Moments after he hung that second slider and Jose Altuve drove a cannon shot into the left field stratosphere one of the 4,921 cameras zeroed in on Chapman’s mug and captured what looked like a forced smile.  Anyone familiar with pixels knows you can freeze frame just about anything you bleeping want to get any expression you want.

Chapman says he was just shocked and couldn’t believe it.  Sounds reasonable.

But Social Media is far from reasonable.  Chapman’s psychotic. Altuve is on his Fantasy team.  He was betting on the Astros.  Such Droll Trolls.

I know it’s hard to understand why a guy with a 100 mph four-seamer would throw sliders back to back.  But Altuve starts so far off the plate he’s almost in the dugout.  Then he Sky Dives in almost three feet.  The idea was to jam him up like a sardine with razor sharp sliders on his hands.

As a concept it makes a lot of sense and it certainly doesn’t compare to Russell Wilson throwing a Super Bowl pick with Beast Mode ready to Smashmouth the Patriots.  That one has to rate as the worst decision since the Japanese bombed Pearl Harbour.


“We’ve been working on reacting to unexpected pitches.  I mean location. You always want the pitch where you call for it, but sometimes that doesn’t happen. So how do you react so you can receive those?”


There’s a runner on first and you don’t want a wild pitch in the dirt skipping him along to scoring position.

So you have to believe, you have to know, you have to be 100 per cent certain, you have to be absolutely committed to this breaking ball.  You have to KNOW your catcher will BLOCK.  Not HOPE he’ll block.  Not MAYBE block.  FOR SURE he’ll BLOCK.

If you don’t have that certainty you have a sliver of DOUBT.  Without really knowing it a tiny part of your brain isn't totally sure.  So you let up just a little bit, you don't pull down a shade hard enough, and you don't bury your slider deep enough.  And that translates into one word.


Now I won’t tell you that’s the only reason Aroldis Chapman threw a lollipop and Altuve licked his lips and crushed it.  But I know this for sure.  When a catcher can’t block he sends his pitchers en masse to their friendly neighbourhood psychiatrist.
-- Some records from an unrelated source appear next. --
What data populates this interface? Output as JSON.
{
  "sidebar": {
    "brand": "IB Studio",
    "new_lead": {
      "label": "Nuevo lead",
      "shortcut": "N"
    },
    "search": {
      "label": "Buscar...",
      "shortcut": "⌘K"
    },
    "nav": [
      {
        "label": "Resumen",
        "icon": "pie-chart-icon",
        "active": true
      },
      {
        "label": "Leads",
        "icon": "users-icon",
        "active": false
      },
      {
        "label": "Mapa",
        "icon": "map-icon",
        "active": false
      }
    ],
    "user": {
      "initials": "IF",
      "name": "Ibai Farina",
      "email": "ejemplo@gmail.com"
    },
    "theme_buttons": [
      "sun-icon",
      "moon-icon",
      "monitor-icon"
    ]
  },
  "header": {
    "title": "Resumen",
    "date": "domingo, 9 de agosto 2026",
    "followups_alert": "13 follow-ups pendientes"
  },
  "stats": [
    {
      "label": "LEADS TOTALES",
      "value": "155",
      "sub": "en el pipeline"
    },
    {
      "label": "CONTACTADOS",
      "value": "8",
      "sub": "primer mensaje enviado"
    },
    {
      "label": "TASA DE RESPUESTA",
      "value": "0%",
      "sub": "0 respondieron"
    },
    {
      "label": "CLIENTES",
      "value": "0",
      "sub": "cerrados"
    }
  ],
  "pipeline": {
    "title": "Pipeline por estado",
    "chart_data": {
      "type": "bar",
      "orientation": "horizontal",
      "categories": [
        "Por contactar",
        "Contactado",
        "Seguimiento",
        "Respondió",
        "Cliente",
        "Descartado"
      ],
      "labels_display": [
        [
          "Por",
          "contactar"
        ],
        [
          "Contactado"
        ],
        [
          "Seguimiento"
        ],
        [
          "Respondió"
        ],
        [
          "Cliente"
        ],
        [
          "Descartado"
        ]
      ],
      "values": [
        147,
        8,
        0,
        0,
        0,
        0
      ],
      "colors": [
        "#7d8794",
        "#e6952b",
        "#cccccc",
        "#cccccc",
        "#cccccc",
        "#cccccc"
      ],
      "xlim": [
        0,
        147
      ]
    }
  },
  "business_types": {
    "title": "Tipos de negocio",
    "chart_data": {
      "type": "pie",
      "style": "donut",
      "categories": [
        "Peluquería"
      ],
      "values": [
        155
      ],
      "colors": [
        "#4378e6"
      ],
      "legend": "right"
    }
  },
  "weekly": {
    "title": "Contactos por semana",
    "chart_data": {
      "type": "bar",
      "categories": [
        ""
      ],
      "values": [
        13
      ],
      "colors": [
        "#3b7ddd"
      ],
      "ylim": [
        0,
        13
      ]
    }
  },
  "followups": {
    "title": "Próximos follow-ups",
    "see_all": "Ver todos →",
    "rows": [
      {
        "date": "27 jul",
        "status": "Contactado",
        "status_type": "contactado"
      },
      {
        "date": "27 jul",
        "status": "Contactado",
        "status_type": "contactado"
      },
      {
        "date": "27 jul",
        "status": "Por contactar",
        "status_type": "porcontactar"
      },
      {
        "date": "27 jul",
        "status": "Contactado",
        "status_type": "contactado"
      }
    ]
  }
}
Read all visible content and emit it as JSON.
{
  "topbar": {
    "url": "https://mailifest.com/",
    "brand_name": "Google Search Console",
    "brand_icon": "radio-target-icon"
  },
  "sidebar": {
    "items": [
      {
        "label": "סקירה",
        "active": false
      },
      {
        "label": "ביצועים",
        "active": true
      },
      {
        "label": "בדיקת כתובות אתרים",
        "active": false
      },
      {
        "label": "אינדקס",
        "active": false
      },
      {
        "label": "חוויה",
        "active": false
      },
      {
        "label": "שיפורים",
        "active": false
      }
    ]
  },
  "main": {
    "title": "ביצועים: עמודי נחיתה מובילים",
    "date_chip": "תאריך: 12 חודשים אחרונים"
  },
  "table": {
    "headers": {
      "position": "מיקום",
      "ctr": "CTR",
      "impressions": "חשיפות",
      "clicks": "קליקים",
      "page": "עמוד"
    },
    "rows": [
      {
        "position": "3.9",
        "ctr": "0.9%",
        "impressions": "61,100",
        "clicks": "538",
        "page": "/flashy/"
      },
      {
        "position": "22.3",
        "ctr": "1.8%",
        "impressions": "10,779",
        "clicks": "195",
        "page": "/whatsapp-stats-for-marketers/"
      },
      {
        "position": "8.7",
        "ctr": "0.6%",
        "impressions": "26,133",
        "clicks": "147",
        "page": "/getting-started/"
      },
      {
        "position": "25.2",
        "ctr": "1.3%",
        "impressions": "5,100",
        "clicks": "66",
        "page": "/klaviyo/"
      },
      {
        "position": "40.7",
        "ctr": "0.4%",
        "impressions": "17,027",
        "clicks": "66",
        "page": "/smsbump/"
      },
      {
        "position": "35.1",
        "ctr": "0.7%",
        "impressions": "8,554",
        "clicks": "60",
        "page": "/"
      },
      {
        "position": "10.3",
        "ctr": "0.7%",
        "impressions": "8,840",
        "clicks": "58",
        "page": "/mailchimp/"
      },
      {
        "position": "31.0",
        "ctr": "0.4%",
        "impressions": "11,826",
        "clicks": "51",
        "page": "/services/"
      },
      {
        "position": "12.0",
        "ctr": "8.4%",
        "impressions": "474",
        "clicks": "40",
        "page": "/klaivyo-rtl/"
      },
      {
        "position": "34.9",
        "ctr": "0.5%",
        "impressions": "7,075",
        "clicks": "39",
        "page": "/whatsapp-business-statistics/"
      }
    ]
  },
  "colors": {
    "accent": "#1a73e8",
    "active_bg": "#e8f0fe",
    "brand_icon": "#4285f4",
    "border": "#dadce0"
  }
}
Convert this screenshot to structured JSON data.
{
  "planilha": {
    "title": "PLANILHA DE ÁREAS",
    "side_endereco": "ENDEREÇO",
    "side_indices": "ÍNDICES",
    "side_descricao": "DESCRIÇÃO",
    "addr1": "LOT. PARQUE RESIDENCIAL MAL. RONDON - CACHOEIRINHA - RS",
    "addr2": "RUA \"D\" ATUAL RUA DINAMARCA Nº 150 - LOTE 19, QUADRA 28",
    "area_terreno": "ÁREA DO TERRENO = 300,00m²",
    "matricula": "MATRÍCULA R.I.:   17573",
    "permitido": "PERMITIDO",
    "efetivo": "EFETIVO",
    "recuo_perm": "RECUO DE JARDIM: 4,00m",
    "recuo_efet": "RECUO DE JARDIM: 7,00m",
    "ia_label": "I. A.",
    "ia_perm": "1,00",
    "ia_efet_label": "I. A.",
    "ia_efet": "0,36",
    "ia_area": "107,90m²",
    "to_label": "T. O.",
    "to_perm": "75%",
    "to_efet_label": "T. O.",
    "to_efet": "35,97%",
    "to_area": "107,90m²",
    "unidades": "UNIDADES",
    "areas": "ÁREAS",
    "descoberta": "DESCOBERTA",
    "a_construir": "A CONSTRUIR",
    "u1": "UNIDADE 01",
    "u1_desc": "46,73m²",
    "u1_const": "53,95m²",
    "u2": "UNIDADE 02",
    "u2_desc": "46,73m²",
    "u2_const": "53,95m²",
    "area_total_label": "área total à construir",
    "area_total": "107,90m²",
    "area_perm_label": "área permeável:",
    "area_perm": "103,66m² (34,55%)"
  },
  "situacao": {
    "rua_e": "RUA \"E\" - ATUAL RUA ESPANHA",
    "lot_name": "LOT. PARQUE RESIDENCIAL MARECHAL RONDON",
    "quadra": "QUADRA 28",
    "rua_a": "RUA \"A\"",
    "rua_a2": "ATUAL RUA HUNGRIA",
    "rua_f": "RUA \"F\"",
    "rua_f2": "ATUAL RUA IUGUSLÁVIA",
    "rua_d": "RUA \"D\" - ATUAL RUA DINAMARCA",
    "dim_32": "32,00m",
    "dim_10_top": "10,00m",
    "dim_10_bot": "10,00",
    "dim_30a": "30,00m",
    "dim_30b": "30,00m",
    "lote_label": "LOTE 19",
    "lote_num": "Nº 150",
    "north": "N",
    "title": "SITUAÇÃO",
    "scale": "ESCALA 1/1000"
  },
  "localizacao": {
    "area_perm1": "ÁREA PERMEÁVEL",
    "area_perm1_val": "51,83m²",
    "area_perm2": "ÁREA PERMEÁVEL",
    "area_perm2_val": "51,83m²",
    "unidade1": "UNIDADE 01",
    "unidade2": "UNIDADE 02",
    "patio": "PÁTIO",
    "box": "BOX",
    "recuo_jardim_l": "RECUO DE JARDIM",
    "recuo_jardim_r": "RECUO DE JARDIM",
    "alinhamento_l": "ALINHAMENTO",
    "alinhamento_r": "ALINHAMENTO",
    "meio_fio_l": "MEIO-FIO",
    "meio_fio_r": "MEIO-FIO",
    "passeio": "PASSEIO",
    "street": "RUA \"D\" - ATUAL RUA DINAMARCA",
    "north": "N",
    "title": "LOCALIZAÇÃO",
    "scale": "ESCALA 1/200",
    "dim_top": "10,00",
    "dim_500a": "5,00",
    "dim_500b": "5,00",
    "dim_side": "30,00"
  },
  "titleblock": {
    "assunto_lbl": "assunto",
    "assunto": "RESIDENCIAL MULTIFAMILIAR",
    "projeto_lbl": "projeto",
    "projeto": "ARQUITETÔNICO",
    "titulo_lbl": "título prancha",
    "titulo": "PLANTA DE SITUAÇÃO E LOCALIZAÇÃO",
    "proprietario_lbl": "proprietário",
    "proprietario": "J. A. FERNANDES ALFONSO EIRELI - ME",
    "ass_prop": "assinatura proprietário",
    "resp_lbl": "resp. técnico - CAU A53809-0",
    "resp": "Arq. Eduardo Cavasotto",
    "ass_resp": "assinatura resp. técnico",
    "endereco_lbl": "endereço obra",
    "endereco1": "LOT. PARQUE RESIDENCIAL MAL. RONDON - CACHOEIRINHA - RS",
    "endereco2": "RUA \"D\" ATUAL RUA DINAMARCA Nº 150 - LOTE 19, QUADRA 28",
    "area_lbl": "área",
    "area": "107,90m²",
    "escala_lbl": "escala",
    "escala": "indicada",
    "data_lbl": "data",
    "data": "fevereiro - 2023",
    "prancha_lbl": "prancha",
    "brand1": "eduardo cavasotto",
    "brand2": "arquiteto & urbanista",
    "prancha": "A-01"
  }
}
Sanchez is a big guy, 6-2, 230 and the Yankees seem to use that an excuse for his inability to get down.  But that’s pure rationalizing bull shit.  Matheny is 6-3 and he blocked like concrete.  Size is not a detriment.

Sep 7, 2018; Pittsburgh, PA, USA; Miami Marlins catcher J.T. Realmuto (11) throws to first base to retire Pittsburgh Pirates starting pitcher Chris Archer (not pictured) during the third inning at PNC Park. Mandatory Credit: Charles LeClaire-USA TODAY Sports (Charles LeClaire)

J.T. Realmuto frames like Van Gogh, throws lasers, and blocks everything.

Catchers are my favourite players.  They work their butts off and seldom get the credit they deserve.  I’ve coached some good ones, including Chris Dempster, a tireless worker, and Kenny Scott, the heart of the Delta Tigers, and one of the toughest blockers I’ve ever seen.

Sanchez always seems embarrassed when a pitch blitzes through him and he obviously wants to improve.  “We’ve been working on reacting to unexpected pitches,” he says.  “I mean location. You always want the pitch where you call for it, but sometimes that doesn’t happen. So how do you react so you can receive those?”

That’s a framing conundrum and always a challenge.  But today we’re talking about breaking balls in the dirt.

You want to teach blocking?  Get your receivers into the cage and shoot bouncing spinners from a curveball pitching machine loaded with soft incrediballs.  Over and over and over and over.  Until blocking becomes automatic.  High school and college and pro teams do this all the time.

Maybe somebody should tell the New York Yankees.